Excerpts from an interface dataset
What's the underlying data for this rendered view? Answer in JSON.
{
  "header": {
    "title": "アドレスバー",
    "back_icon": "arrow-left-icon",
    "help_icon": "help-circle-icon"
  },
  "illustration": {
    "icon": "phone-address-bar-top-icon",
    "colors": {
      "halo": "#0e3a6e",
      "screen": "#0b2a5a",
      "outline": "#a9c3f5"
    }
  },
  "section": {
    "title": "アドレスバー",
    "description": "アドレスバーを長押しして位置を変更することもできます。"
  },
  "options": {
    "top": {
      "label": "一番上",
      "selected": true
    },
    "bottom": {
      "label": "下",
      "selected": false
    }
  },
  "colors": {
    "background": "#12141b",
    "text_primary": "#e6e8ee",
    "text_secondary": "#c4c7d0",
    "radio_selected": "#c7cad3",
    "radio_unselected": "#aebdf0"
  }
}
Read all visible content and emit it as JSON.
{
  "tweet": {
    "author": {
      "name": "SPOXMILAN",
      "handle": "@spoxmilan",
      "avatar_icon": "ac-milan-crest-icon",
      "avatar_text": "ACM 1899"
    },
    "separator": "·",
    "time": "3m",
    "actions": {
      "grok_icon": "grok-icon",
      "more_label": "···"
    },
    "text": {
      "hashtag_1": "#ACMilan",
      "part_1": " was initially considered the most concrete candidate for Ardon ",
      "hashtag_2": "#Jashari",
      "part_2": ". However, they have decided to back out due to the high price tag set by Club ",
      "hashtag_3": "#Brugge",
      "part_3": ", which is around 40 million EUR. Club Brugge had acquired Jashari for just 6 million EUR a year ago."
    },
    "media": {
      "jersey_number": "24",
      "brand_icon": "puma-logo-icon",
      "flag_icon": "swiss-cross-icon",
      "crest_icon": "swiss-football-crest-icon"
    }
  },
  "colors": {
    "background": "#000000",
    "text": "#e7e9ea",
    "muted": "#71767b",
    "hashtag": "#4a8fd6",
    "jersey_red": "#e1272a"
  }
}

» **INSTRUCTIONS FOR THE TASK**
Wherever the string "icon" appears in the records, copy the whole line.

» **WRITTEN RESPONSE**
    "back_icon": "arrow-left-icon",
    "help_icon": "help-circle-icon"
    "icon": "phone-address-bar-top-icon",
      "avatar_icon": "ac-milan-crest-icon",
      "grok_icon": "grok-icon",
      "brand_icon": "puma-logo-icon",
      "flag_icon": "swiss-cross-icon",
      "crest_icon": "swiss-football-crest-icon"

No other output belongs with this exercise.